After the initial shock, the Clerys began to speak out about the need for heightened security and reporting of campus crime. They sued Lehigh University for $25 million and settled out of court for an undisclosed amount and a pledge from the university to strengthen its security system. The family used the settlement to launch their advocacy and education group, Security on Campus.
In 1988, Pennsylvania enacted the first law requiring state colleges and universities to annually make public three years of crime statistics. Other laws followed, including the passage of the federal Campus Security Act that took effect on Aug. 1, 1991.
Later renamed the Jeanne Clery Act, the amended law requires all colleges and universities to publish an annual report detailing their security policies and three years of campus crime statistics for certain offenses. Institutions with police or security agencies must keep a public crime log and also give students and employees timely warnings of crimes that pose an ongoing threat. The U.S. Department of Education is required to collect and disseminate the crime statistics. The act affords sexual assault victims certain basic rights.
It’s tough to prove definitively that the act has reduced crime on campuses because no accurate statistics are available to show what college crime was like before the law, according to S. Daniel Carter, director of public policy for Security On Campus.
One of the big improvements has been that campus security has become more professional – a career track rather than just something municipal police did when they retired. “It’s really changed the culture of campus public safety,” Carter said. “Almost 90 percent of all large institutions have sworn police officers who carry firearms.”
But a U.S. Department of Justice study found that between 1994 and 2004, violent crime on campuses dropped by 9 percent and property crime decreased by 30 percent. Crime rates nationally also declined during that time.
Lehigh University police chief Edward Shupp, who was lead investigator on the Clery case along with two Pennsylvania state troopers, said the Clerys were instrumental in changing the focus on security and openness at universities.

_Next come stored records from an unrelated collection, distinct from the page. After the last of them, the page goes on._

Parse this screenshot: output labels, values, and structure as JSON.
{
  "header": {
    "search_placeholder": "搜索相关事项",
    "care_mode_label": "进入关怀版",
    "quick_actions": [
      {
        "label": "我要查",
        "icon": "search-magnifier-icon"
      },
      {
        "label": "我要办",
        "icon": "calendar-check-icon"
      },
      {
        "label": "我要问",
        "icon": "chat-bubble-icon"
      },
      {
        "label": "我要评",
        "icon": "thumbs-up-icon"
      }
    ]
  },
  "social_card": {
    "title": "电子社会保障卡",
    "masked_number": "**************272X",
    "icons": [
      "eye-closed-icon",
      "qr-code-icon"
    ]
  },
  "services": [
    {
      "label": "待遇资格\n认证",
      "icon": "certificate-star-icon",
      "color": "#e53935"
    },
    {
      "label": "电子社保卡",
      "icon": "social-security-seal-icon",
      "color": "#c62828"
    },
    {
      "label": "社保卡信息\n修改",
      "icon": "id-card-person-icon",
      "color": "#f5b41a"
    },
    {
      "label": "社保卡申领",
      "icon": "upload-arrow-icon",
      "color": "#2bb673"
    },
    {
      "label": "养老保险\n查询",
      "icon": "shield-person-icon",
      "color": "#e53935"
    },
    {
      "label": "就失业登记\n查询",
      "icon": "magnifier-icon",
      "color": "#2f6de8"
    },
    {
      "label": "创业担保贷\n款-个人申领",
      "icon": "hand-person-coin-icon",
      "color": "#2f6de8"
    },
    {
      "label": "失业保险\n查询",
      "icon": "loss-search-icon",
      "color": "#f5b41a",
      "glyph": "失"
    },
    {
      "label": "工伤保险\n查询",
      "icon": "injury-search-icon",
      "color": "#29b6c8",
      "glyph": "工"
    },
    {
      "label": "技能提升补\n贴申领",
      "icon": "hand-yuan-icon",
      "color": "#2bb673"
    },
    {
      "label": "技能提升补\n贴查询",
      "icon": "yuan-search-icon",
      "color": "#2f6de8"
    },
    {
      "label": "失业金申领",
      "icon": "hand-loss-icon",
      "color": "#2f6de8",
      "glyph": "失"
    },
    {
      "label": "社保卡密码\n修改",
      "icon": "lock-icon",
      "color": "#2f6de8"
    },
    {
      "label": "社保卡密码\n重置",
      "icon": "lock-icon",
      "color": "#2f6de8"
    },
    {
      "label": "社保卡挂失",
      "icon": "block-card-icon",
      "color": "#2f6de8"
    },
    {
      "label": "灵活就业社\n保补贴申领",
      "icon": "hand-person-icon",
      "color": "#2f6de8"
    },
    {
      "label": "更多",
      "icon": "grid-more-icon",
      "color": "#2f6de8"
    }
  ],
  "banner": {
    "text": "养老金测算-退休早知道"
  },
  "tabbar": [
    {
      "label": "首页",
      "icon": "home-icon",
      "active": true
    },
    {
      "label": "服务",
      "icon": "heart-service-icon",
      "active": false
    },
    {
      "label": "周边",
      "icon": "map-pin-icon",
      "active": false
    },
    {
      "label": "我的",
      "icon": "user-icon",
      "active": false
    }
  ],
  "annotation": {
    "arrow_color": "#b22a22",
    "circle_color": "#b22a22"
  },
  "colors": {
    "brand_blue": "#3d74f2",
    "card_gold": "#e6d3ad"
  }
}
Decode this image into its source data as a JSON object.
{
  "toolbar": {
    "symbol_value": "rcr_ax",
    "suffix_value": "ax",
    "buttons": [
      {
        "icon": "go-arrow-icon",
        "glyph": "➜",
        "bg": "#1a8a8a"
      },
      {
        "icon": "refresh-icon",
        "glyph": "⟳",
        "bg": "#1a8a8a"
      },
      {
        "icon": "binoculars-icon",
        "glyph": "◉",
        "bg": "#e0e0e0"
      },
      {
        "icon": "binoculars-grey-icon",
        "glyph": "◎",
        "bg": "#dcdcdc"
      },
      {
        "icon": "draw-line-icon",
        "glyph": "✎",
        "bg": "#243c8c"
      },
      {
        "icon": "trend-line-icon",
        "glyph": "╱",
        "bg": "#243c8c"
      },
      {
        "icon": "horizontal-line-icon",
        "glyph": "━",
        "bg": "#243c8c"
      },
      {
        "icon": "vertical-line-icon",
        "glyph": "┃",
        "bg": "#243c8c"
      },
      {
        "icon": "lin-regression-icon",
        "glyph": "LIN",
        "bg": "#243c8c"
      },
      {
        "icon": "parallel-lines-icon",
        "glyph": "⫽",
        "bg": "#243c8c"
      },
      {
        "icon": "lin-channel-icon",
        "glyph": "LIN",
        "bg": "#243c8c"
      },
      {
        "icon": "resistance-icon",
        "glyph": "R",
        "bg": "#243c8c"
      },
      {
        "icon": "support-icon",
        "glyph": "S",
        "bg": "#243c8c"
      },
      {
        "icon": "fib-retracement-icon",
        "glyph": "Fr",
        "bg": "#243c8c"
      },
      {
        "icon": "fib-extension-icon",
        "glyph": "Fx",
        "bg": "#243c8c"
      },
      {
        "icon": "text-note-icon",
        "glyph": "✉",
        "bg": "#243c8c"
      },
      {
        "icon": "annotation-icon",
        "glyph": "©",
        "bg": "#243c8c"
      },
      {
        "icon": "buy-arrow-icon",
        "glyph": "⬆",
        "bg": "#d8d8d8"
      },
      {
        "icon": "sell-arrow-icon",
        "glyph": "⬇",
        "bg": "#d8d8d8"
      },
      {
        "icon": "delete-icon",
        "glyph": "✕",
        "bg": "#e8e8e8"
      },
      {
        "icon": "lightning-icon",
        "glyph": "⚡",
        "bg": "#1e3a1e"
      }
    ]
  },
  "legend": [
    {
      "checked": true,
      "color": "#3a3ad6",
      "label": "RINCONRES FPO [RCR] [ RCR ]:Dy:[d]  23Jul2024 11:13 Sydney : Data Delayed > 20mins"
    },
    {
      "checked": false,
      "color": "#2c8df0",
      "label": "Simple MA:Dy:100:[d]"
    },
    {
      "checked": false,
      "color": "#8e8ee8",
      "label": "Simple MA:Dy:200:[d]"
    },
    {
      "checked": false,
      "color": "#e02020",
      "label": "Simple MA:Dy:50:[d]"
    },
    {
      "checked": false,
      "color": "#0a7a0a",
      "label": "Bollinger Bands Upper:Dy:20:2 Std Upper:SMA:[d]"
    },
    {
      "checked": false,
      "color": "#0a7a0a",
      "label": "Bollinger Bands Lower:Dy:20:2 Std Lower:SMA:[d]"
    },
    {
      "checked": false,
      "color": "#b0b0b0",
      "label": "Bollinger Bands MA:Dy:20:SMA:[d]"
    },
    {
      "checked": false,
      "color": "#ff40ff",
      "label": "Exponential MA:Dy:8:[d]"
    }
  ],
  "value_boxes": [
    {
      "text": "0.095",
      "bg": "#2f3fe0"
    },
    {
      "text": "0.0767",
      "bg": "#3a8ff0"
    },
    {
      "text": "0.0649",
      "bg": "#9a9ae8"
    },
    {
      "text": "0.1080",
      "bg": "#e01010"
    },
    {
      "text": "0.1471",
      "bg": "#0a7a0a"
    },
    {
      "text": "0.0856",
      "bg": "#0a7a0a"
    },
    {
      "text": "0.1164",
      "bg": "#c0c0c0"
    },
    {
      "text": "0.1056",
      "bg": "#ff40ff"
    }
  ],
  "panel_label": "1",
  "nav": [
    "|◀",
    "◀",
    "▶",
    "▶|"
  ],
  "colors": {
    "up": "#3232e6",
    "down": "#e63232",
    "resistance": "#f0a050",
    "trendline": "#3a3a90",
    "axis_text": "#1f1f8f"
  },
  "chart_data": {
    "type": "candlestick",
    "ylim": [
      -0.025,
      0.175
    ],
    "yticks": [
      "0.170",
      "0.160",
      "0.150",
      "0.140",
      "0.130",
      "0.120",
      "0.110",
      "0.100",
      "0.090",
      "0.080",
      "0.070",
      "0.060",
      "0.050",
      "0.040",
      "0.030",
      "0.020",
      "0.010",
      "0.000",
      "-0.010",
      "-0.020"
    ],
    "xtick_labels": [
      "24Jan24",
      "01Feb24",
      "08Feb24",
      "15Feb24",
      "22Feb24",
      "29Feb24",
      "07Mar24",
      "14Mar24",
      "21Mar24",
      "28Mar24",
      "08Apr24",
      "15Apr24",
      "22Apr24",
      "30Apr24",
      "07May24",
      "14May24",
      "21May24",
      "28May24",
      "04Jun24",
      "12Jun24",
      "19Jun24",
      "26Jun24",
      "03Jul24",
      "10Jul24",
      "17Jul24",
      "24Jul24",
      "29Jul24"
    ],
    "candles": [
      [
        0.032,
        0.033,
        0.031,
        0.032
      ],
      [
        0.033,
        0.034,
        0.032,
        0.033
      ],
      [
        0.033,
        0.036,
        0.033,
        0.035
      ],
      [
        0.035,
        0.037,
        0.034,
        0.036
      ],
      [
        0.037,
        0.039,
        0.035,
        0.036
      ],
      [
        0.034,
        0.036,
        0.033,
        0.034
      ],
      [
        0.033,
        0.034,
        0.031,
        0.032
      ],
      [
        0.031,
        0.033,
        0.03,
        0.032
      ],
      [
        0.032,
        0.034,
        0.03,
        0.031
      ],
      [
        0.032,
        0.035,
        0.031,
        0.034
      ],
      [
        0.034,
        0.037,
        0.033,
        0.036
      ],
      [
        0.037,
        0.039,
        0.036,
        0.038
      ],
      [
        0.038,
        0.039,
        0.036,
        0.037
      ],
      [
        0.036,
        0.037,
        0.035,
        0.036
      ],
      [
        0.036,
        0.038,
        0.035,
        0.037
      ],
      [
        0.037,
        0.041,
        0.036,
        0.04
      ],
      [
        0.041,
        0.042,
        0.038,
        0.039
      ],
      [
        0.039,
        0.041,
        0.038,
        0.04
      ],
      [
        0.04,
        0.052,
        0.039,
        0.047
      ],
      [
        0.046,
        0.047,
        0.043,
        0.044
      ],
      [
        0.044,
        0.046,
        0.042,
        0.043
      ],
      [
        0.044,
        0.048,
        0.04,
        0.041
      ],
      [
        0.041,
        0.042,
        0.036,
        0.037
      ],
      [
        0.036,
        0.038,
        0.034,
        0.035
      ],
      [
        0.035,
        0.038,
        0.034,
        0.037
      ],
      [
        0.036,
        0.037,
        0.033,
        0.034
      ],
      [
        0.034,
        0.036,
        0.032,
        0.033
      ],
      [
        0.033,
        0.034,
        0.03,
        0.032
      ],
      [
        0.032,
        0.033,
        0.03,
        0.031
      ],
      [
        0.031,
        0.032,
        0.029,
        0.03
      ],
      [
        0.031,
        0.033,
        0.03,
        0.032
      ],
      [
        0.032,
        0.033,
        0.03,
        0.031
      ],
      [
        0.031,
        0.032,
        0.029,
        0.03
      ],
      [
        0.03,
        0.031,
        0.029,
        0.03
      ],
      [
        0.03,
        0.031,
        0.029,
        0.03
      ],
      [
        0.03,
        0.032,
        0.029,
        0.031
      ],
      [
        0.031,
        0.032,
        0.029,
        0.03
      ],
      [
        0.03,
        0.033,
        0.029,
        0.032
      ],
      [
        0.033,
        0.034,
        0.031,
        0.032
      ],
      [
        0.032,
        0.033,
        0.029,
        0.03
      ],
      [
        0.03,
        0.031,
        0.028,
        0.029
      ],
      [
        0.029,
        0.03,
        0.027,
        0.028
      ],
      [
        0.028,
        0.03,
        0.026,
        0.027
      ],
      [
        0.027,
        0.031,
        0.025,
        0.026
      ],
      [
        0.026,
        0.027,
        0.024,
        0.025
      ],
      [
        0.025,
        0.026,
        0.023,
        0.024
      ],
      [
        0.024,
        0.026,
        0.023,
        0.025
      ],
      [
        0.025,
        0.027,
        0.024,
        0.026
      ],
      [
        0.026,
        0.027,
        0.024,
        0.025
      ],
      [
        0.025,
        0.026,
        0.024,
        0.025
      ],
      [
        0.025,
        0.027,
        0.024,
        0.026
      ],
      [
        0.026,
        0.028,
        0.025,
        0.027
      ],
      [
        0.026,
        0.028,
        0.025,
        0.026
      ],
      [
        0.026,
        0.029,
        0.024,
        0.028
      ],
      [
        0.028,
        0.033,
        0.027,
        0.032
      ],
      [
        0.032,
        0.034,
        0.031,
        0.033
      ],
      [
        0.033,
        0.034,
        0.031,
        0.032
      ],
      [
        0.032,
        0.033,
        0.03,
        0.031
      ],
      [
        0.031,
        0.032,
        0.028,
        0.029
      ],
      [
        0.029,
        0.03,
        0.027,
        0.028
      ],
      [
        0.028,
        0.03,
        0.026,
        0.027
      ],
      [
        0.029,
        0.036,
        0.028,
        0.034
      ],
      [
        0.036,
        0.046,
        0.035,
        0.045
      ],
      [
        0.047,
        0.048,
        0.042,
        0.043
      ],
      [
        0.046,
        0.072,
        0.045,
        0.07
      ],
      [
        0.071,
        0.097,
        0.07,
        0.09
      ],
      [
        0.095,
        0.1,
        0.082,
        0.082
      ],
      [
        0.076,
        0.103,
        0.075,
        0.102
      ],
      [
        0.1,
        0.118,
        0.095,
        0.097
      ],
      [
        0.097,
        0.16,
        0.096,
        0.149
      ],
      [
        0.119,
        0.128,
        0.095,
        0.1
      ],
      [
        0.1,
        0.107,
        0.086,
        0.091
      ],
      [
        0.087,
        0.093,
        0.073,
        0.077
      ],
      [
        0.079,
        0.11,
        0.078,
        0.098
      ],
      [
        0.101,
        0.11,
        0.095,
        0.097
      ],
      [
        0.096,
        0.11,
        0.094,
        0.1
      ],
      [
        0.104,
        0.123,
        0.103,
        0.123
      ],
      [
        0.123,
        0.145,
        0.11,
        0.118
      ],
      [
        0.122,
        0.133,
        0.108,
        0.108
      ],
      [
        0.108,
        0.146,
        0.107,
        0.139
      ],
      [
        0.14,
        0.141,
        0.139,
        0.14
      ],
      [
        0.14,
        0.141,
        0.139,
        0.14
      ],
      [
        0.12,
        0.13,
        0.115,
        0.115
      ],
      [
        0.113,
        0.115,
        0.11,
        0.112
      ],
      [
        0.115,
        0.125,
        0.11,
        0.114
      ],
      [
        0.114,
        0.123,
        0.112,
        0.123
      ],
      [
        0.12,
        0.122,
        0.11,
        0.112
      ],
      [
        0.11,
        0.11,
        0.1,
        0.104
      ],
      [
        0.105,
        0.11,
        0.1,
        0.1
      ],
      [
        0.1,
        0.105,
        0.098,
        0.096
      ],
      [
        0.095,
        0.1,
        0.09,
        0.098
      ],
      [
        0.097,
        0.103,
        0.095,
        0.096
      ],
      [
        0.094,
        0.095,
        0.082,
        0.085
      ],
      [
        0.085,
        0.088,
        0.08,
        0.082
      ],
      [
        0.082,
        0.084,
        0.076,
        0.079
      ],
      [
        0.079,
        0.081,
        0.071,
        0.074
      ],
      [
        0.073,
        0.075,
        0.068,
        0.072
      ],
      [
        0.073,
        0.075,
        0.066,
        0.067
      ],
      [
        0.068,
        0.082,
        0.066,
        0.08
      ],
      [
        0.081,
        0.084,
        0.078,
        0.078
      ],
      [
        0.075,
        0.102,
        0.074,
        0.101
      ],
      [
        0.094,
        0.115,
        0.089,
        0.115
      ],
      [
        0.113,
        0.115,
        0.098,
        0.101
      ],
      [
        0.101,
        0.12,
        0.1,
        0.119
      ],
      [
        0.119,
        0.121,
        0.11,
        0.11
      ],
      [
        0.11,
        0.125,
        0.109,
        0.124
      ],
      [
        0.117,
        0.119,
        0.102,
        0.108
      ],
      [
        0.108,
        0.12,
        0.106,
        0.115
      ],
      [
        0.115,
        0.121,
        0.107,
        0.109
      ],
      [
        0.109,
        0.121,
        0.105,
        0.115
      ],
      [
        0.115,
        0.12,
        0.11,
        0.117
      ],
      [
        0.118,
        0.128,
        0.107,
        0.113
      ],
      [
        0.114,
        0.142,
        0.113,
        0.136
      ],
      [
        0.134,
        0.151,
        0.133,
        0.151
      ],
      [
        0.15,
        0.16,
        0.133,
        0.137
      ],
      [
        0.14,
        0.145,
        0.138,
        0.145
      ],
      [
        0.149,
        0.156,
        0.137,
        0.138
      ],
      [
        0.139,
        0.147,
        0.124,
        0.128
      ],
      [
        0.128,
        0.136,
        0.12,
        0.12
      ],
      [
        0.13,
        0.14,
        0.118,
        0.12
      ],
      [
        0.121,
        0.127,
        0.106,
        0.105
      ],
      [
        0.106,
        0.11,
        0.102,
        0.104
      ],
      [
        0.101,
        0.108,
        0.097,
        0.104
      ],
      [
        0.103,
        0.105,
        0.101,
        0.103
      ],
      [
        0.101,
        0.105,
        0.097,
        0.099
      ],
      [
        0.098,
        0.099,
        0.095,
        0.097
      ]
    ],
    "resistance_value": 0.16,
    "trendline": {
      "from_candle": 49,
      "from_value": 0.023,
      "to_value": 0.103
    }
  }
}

“There have been so many positive changes that have come out of the tragedy,” Shupp said.
This story is based on reporting by Christine Sampson, Joann Fan, Micah Danney, and Margie Peterson.